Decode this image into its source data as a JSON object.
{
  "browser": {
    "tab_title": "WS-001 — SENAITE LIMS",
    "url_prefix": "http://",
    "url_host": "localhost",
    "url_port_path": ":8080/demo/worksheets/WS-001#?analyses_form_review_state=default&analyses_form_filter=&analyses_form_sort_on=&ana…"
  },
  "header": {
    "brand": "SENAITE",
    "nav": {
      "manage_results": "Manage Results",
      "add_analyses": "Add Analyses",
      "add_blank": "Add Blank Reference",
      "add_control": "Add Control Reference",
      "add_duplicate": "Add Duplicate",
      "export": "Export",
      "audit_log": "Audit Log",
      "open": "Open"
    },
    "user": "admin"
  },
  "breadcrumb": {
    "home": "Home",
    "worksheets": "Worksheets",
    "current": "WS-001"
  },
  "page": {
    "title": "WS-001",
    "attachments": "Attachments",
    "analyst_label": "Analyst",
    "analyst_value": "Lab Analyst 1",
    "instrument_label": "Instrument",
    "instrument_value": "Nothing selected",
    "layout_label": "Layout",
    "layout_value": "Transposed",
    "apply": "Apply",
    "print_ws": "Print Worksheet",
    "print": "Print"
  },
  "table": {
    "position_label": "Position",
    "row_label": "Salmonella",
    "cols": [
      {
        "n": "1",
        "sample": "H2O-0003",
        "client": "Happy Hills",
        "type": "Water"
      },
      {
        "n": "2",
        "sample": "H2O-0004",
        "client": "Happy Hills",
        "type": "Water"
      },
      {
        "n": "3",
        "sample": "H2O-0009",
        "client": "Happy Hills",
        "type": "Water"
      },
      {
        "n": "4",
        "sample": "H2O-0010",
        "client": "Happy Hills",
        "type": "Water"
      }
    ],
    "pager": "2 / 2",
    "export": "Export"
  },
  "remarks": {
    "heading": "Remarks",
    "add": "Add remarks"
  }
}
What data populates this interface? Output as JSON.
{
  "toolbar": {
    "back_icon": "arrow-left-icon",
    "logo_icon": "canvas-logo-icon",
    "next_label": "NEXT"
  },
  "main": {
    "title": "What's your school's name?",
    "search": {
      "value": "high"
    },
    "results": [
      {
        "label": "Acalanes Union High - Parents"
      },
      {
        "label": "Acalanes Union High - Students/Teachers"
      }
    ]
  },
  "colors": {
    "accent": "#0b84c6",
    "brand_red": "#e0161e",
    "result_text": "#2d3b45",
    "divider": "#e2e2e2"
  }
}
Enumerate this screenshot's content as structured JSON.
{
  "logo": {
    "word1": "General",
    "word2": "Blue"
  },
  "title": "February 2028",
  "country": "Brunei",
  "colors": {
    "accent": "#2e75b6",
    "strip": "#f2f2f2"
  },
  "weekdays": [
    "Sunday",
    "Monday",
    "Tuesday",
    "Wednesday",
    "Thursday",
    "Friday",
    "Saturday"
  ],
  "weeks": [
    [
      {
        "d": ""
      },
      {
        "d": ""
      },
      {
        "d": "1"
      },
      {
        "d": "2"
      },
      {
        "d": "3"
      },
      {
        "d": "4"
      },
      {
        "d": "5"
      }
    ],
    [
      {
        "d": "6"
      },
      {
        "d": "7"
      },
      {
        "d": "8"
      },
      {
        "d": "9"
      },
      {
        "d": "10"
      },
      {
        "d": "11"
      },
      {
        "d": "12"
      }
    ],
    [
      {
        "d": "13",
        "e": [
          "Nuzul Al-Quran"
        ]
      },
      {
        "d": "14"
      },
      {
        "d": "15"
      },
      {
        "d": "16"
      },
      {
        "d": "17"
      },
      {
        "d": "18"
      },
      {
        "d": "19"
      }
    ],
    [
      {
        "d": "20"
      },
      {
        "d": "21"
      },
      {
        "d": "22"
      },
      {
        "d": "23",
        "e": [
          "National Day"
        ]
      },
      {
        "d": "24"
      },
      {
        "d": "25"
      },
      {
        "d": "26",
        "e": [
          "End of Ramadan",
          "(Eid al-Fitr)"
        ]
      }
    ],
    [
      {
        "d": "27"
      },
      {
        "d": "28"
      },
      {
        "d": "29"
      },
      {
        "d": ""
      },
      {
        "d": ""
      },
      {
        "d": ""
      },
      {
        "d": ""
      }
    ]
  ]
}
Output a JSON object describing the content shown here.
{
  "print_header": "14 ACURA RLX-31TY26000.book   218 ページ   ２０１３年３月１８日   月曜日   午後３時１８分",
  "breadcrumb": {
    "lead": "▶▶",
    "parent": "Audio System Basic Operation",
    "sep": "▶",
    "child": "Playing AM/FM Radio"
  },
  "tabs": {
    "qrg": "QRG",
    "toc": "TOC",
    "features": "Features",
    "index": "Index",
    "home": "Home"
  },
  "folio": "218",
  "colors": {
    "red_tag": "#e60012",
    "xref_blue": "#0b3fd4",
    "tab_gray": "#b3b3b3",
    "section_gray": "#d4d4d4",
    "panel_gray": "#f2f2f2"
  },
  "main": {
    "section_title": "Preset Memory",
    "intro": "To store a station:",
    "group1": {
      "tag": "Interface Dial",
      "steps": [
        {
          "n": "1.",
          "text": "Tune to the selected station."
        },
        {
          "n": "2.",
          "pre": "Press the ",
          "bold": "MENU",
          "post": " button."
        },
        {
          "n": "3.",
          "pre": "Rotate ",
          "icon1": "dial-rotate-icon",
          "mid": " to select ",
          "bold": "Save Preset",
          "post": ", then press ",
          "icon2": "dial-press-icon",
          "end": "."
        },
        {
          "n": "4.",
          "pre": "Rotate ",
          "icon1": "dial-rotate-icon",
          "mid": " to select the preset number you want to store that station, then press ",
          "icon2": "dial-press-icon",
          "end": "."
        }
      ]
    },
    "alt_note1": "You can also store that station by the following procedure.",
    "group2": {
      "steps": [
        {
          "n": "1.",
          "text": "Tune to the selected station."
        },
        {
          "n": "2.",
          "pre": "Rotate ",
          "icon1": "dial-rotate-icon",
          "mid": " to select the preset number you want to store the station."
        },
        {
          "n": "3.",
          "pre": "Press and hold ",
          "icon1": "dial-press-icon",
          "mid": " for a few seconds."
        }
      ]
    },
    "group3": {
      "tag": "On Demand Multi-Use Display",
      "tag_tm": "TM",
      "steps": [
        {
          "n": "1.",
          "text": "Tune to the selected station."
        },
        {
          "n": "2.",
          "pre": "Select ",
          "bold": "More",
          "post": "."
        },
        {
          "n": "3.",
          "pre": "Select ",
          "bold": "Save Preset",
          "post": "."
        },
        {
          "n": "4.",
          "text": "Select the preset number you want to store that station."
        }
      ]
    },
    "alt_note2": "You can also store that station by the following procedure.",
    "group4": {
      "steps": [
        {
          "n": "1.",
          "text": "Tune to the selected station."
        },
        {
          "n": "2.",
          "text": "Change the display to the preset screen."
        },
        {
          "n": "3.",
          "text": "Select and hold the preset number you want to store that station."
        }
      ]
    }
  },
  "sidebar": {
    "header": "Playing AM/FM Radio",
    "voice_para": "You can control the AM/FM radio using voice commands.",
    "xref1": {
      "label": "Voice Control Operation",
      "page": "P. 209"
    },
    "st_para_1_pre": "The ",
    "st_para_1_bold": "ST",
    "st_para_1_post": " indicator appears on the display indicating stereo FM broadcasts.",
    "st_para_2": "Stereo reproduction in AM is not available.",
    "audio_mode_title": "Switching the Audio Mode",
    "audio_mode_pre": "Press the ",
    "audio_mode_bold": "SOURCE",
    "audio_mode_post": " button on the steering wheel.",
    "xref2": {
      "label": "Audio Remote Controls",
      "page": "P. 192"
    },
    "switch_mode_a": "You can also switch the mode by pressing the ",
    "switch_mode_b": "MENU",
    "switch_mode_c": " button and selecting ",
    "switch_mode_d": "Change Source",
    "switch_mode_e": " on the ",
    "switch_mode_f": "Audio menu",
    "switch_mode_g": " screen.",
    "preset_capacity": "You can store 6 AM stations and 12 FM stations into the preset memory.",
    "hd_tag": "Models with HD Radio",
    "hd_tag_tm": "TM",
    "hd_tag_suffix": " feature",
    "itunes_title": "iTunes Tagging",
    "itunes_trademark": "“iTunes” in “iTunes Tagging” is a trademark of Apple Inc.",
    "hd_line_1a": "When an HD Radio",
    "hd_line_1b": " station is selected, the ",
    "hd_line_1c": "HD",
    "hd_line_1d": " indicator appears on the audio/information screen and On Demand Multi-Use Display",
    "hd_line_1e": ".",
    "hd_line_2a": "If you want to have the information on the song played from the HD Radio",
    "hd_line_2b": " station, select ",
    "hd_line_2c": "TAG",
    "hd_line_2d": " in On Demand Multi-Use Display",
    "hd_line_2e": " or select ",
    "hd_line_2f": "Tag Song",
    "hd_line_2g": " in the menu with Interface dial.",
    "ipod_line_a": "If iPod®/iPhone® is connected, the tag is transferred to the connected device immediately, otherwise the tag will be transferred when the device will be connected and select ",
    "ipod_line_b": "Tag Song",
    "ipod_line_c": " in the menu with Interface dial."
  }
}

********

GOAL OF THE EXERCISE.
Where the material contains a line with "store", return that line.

ANSWER BOX.
    "intro": "To store a station:",
          "mid": " to select the preset number you want to store that station, then press ",
    "alt_note1": "You can also store that station by the following procedure.",
          "mid": " to select the preset number you want to store the station."
          "text": "Select the preset number you want to store that station."
    "alt_note2": "You can also store that station by the following procedure.",
          "text": "Select and hold the preset number you want to store that station."
    "preset_capacity": "You can store 6 AM stations and 12 FM stations into the preset memory.",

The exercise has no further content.